Student groups shouldn’t blindly fund partisan politics

Stephen Ontko

The Black United Students is regarded by most students as an organization that represents black students on campus while holding events and programs for the black community. During last November’s election, however, BUS has expanded its group mission statement to include partisan politics.

Fulfilling its tasks in coordinating events and programming, the e-board of BUS receives compensation from the university. This is similar to various other organizations receiving compensation from the university under Administrative policy 3342-7-05.3. Unfortunately, this means that BUS’s newfound involvement in political activism means taxpayer dollars are being diverted to partisan tickets without their knowledge or approval.

On Oct. 21, 2008, I received multiple e-mails that went out to the listserv of BUS that pertained to Barack Obama’s campaign for the presidency. In one such e-mail, Black United Students was listed as the sender to the BUS listserv, describing BUS’s involvement in the Barack Obama campaign. The e-mail said Obama’s campaign in Portage County was “working very closely with student organizations on campus, especially BUS.” The e-mail went on to say that the “Barack Obama Campaign and Black United Students” were to have a rally in Risman Plaza on Election Day eve.

In another e-mail to the BUS listserv, it was announced that BUS was going to have a “Barack Obama Get Out The Vote” whereby the attempt was to gather students of Kent State in order “to make history and elect Barack Obama.” This e-mail, however, didn’t just list BUS as the sender, it actually listed the BUS executive board as such.

Such blatant usage of BUS’s organizational resources for active political campaigning during the last election season for a candidate essentially includes BUS as a political student organization. Neither the College Democrats nor the College Republicans (of which I am a former president) receive school funding over the other, yet now the university is compensating a student organization that supported a partisan ticket. This is an illegitimate political endorsement by the Kent State administration.

After multiple attempts for an interview, no statement has been provided by BUS president Ashley Tolliver.

A necessary question is: Why should some student organizations receive compensation, and not others? Certainly, student organizations get students more involved in university life and the ability to organize university programming and involvement isn’t just limited to those organizations that do receive funding to their e-board.

Given that not all student organizations receive university compensation, a more important question emerges: Why should a student organization with political bias be funded with taxpayer dollars? To allow politically charged student organizations to be blindly funded without any sort of evaluation process of taxpayer dollars is an injustice.
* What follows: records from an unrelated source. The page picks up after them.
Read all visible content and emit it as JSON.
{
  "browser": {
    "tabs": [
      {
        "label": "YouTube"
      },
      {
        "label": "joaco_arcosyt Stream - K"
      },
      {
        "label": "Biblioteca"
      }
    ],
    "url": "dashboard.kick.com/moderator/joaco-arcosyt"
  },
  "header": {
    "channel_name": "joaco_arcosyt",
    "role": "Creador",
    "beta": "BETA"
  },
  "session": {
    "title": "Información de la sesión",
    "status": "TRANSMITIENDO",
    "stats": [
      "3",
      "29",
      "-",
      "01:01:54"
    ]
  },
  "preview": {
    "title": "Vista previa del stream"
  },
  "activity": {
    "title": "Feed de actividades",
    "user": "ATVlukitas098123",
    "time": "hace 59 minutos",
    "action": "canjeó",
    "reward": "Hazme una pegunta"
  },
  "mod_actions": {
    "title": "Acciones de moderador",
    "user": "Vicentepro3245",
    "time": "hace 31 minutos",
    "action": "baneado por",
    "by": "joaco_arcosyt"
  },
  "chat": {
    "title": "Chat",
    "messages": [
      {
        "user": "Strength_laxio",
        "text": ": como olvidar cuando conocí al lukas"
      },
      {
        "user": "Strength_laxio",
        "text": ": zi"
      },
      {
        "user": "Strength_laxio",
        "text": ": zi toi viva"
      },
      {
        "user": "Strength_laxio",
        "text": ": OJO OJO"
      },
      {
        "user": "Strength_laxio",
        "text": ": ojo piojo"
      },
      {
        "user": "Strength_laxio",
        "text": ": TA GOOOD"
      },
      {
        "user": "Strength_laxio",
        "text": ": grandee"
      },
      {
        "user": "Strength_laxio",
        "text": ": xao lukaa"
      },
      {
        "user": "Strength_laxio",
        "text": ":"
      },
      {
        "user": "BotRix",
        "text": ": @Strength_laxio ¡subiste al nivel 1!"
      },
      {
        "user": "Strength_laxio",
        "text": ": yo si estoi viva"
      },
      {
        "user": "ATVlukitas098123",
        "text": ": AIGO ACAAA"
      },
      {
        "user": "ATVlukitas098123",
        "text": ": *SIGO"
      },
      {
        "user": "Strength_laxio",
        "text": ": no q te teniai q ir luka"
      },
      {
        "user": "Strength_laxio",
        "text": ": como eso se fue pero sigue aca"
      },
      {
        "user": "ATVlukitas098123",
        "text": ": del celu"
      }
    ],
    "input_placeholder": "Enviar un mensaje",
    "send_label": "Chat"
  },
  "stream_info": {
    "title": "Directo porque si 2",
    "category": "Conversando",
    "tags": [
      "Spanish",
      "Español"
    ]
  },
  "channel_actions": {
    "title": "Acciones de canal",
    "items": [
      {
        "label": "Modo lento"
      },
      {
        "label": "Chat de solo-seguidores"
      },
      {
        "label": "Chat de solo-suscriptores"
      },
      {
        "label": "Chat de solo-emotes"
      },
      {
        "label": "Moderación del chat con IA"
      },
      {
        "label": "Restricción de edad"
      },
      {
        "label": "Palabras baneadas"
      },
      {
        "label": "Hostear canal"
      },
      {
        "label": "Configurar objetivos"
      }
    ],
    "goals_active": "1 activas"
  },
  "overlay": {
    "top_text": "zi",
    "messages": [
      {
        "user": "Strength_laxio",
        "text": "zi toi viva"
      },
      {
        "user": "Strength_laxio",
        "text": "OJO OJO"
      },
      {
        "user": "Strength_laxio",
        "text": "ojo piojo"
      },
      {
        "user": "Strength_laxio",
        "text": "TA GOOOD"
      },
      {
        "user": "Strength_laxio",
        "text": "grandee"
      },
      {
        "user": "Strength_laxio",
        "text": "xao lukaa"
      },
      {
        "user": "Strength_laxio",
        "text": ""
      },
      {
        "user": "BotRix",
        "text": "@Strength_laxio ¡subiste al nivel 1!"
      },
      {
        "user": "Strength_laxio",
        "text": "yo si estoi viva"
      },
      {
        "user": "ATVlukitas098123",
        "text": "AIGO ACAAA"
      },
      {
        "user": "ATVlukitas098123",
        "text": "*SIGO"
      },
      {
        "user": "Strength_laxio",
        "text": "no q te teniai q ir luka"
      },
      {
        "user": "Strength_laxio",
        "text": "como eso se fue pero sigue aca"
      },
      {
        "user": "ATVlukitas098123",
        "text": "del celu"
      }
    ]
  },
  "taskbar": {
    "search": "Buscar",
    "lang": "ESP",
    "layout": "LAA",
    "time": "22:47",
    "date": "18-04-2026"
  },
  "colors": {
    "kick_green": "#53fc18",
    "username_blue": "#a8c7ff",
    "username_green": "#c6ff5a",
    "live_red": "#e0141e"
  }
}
The persistent sham of taxpayer dollars being funneled toward support of only one side of the political spectrum may continue.

University support for BUS’s partisan campaigning goes even further than e-board compensation, for BUS is also the only student organization, whether political or otherwise, to have a permanent seat on the Allocations Committee. The committee, of which I’ve been a member for the past academic year, is made up of students who approve requests from student organizations for funding events on campus or conferences.

While there have been other permanent seats on the committee before, BUS now remains the only student organization, under Section 5 part A of the Allocations Guidelines to have kept its permanent seat. It should be noted that partisan groups who request funding from Allocations are legitimate. BUS’s campaign for Obama seems to conflict with another part of the Allocations Guidelines; Section 4 part G, whereby funding cannot be given to partisan political activities attempting to influence issues or candidates on a current ballot. The guidelines are explicit in this clause’s purpose to adhere to federal, state, local and institutional laws concerning student activities fees.

This preferential treatment toward BUS sets a dangerous precedent that only one group represented with only one specific political affiliation should be allowed to influence campus programming and receive state funds.

This blind monetary and institutional support for one specific partisan political activist group must cease. If it is the new policy of the Kent State administration to fund political activism and partisan causes that are on current ballots, then Ohio taxpayer dollars shouldn’t go to one political cause – it should be given to the student organizations representing all political affiliations. If the Kent State administration doesn’t want to end tuition dollars going toward campaigns instead of focusing on students’ education, then the e-boards of the College Democrats and the College Republicans are waiting for their checks.

Stephen Ontko is a senior economics major and a columnist for the Daily Kent Stater. Contact him at [email protected].